§ THE PROBLEM
Your reply should be a single number, the count of lines in the records that contain the string "JSON".

====== DATA IN THIS EXERCISE ======

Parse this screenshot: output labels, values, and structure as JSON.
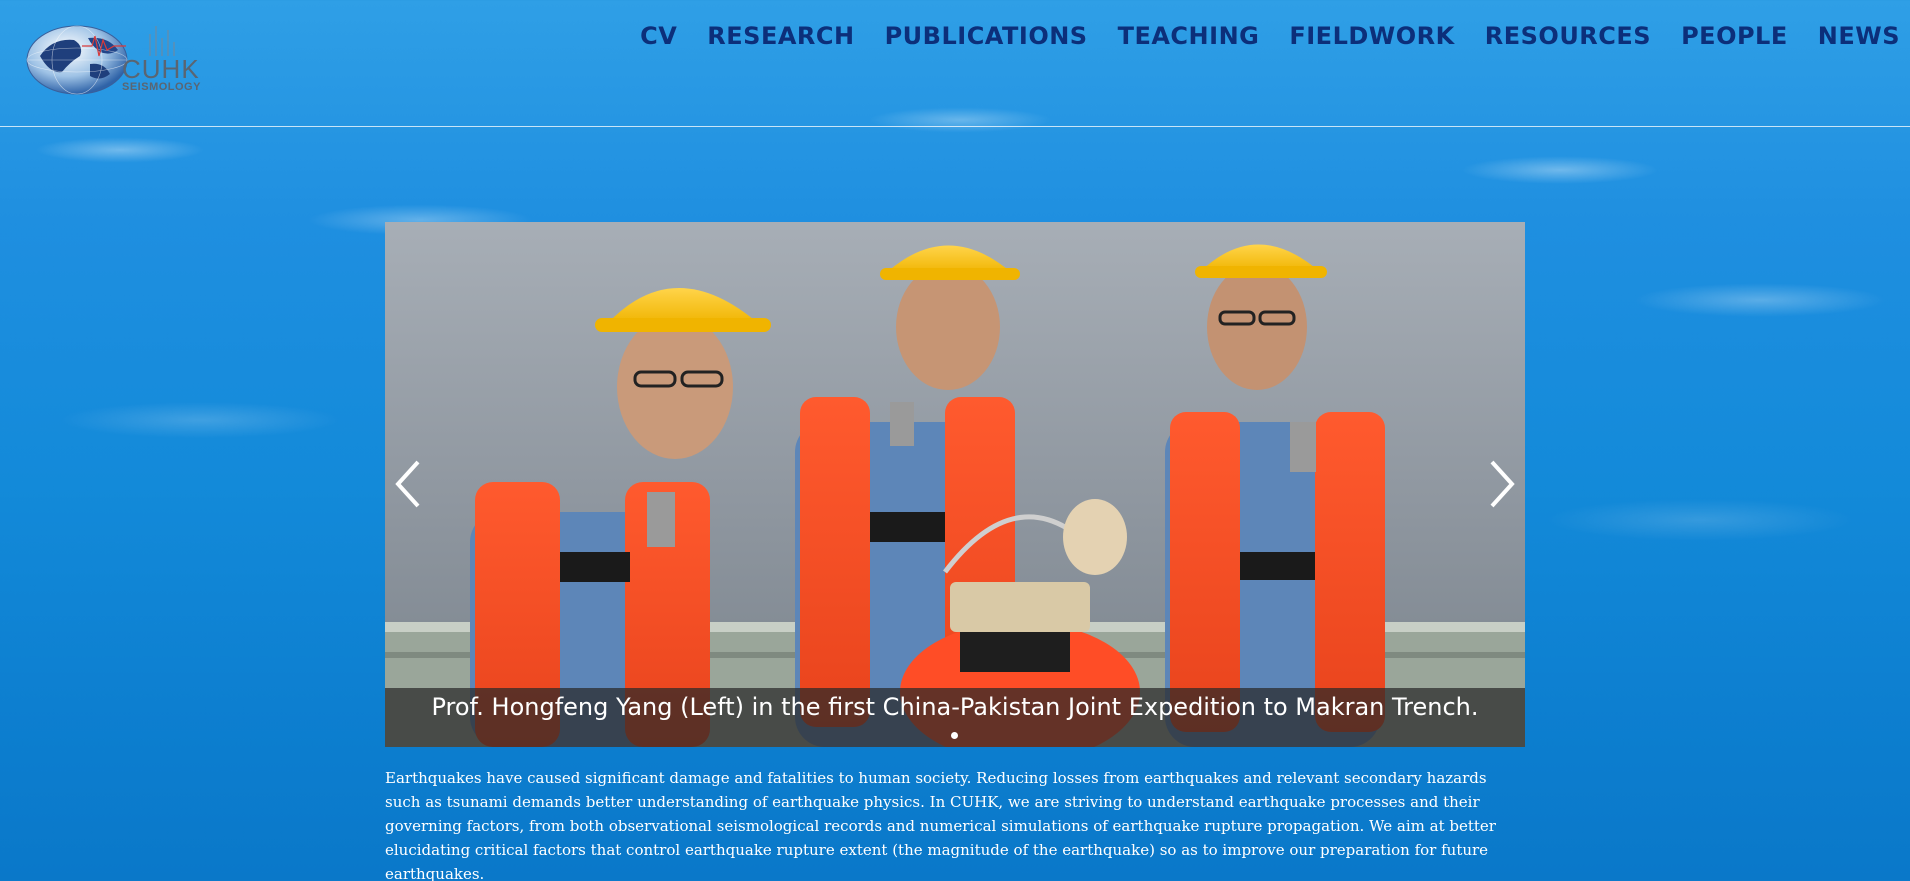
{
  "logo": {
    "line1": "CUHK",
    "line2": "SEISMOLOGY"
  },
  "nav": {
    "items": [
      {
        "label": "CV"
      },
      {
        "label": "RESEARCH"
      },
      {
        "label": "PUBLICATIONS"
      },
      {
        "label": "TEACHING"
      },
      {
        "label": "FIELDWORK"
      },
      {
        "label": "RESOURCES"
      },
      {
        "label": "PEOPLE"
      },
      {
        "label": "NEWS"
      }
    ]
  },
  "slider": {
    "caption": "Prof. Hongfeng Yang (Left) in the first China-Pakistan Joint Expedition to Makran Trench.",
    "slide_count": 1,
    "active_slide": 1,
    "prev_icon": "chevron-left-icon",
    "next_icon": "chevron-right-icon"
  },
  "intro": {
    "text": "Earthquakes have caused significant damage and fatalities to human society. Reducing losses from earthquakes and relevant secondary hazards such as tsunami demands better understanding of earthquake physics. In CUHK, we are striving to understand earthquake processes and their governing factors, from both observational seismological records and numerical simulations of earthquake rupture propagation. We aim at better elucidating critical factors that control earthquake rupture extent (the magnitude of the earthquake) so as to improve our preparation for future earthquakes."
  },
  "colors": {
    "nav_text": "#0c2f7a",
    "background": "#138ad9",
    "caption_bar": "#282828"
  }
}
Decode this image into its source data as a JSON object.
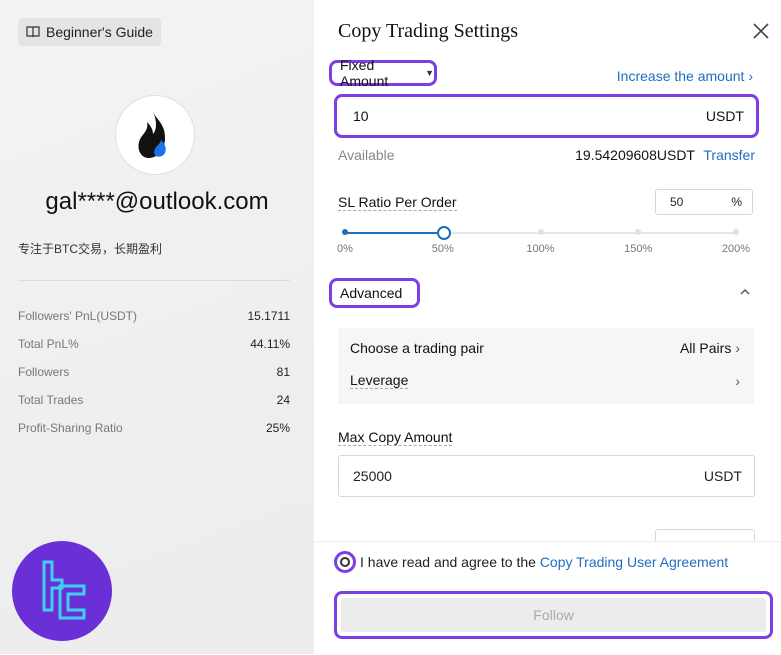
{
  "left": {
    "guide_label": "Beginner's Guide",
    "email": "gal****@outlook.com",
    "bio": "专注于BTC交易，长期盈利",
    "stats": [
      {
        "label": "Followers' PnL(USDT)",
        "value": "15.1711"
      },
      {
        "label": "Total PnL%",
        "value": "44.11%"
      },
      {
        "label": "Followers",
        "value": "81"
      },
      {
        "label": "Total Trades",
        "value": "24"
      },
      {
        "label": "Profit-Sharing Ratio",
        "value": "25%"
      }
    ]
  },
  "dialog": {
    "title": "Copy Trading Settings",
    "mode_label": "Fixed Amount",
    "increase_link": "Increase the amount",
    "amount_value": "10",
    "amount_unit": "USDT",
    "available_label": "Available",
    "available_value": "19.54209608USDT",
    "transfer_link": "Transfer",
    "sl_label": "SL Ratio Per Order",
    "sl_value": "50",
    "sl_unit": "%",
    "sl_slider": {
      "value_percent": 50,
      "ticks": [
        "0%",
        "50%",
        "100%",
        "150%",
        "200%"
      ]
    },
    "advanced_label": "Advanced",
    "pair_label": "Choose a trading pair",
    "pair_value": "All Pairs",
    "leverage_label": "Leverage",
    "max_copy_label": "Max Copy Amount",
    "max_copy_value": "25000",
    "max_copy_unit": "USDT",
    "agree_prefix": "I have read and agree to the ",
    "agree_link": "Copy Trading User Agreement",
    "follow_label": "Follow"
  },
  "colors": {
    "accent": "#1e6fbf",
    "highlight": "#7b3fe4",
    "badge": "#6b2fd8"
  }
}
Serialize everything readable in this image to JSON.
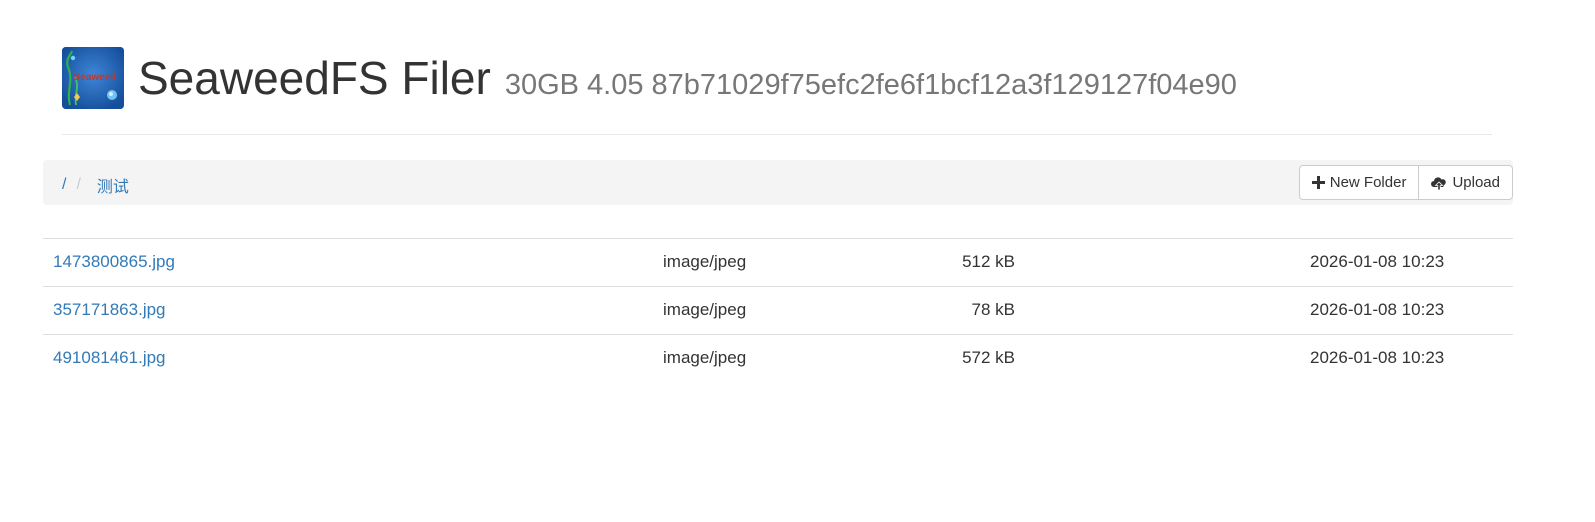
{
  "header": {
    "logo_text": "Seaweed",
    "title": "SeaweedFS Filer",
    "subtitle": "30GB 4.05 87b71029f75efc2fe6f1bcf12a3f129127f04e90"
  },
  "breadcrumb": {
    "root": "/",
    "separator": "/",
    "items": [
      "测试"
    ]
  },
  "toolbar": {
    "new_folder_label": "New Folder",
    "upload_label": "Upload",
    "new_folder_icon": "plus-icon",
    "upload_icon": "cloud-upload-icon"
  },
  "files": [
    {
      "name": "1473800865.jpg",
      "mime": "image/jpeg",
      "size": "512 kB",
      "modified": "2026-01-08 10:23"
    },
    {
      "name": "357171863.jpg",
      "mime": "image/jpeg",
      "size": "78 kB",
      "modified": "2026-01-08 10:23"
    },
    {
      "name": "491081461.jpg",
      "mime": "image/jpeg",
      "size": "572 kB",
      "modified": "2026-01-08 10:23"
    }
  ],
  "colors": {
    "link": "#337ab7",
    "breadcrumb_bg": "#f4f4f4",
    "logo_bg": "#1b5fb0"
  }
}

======

§ EXERCISE RESPONSE
3